DATA SUPPLIED

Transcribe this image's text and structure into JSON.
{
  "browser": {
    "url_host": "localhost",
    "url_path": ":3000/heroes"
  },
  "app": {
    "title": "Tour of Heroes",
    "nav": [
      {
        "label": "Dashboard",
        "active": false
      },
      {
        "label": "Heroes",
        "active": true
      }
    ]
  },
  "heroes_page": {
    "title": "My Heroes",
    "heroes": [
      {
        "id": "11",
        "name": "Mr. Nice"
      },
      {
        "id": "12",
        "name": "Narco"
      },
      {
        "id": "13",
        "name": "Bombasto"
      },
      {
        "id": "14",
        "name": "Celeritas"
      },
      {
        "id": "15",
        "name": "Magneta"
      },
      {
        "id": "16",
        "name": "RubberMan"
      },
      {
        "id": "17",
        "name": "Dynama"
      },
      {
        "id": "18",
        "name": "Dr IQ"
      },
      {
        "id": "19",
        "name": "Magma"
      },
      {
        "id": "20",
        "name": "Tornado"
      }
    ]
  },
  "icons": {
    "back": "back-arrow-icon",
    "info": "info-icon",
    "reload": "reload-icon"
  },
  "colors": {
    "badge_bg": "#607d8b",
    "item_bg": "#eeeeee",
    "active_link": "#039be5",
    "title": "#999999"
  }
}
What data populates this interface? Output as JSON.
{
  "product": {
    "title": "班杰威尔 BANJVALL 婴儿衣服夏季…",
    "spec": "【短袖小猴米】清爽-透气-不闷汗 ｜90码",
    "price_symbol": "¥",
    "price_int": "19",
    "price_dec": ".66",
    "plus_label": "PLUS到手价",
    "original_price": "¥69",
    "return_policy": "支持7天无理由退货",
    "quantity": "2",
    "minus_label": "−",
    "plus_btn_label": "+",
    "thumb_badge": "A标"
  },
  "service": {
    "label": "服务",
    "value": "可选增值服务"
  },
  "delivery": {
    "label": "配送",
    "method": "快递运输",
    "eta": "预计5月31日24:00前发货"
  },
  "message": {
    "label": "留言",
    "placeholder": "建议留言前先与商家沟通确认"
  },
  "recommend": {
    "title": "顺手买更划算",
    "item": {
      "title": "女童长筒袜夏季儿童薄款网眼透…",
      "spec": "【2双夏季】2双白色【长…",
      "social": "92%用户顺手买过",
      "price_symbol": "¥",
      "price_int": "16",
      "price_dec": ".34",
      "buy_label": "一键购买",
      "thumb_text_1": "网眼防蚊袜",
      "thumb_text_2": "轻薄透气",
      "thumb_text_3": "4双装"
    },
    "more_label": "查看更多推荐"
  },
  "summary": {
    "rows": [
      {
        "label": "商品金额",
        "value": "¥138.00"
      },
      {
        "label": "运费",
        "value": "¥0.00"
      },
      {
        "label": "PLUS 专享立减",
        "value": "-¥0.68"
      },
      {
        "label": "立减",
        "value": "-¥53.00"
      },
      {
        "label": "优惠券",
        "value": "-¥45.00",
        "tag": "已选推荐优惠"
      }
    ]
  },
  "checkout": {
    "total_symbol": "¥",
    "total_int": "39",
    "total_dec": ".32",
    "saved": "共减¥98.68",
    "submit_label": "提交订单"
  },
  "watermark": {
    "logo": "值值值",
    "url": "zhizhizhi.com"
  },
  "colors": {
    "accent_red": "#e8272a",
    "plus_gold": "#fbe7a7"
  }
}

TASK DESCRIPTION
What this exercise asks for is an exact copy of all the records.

ANSWER SPACE
Transcribe this image's text and structure into JSON.
{
  "browser": {
    "url_host": "localhost",
    "url_path": ":3000/heroes"
  },
  "app": {
    "title": "Tour of Heroes",
    "nav": [
      {
        "label": "Dashboard",
        "active": false
      },
      {
        "label": "Heroes",
        "active": true
      }
    ]
  },
  "heroes_page": {
    "title": "My Heroes",
    "heroes": [
      {
        "id": "11",
        "name": "Mr. Nice"
      },
      {
        "id": "12",
        "name": "Narco"
      },
      {
        "id": "13",
        "name": "Bombasto"
      },
      {
        "id": "14",
        "name": "Celeritas"
      },
      {
        "id": "15",
        "name": "Magneta"
      },
      {
        "id": "16",
        "name": "RubberMan"
      },
      {
        "id": "17",
        "name": "Dynama"
      },
      {
        "id": "18",
        "name": "Dr IQ"
      },
      {
        "id": "19",
        "name": "Magma"
      },
      {
        "id": "20",
        "name": "Tornado"
      }
    ]
  },
  "icons": {
    "back": "back-arrow-icon",
    "info": "info-icon",
    "reload": "reload-icon"
  },
  "colors": {
    "badge_bg": "#607d8b",
    "item_bg": "#eeeeee",
    "active_link": "#039be5",
    "title": "#999999"
  }
}
What data populates this interface? Output as JSON.
{
  "product": {
    "title": "班杰威尔 BANJVALL 婴儿衣服夏季…",
    "spec": "【短袖小猴米】清爽-透气-不闷汗 ｜90码",
    "price_symbol": "¥",
    "price_int": "19",
    "price_dec": ".66",
    "plus_label": "PLUS到手价",
    "original_price": "¥69",
    "return_policy": "支持7天无理由退货",
    "quantity": "2",
    "minus_label": "−",
    "plus_btn_label": "+",
    "thumb_badge": "A标"
  },
  "service": {
    "label": "服务",
    "value": "可选增值服务"
  },
  "delivery": {
    "label": "配送",
    "method": "快递运输",
    "eta": "预计5月31日24:00前发货"
  },
  "message": {
    "label": "留言",
    "placeholder": "建议留言前先与商家沟通确认"
  },
  "recommend": {
    "title": "顺手买更划算",
    "item": {
      "title": "女童长筒袜夏季儿童薄款网眼透…",
      "spec": "【2双夏季】2双白色【长…",
      "social": "92%用户顺手买过",
      "price_symbol": "¥",
      "price_int": "16",
      "price_dec": ".34",
      "buy_label": "一键购买",
      "thumb_text_1": "网眼防蚊袜",
      "thumb_text_2": "轻薄透气",
      "thumb_text_3": "4双装"
    },
    "more_label": "查看更多推荐"
  },
  "summary": {
    "rows": [
      {
        "label": "商品金额",
        "value": "¥138.00"
      },
      {
        "label": "运费",
        "value": "¥0.00"
      },
      {
        "label": "PLUS 专享立减",
        "value": "-¥0.68"
      },
      {
        "label": "立减",
        "value": "-¥53.00"
      },
      {
        "label": "优惠券",
        "value": "-¥45.00",
        "tag": "已选推荐优惠"
      }
    ]
  },
  "checkout": {
    "total_symbol": "¥",
    "total_int": "39",
    "total_dec": ".32",
    "saved": "共减¥98.68",
    "submit_label": "提交订单"
  },
  "watermark": {
    "logo": "值值值",
    "url": "zhizhizhi.com"
  },
  "colors": {
    "accent_red": "#e8272a",
    "plus_gold": "#fbe7a7"
  }
}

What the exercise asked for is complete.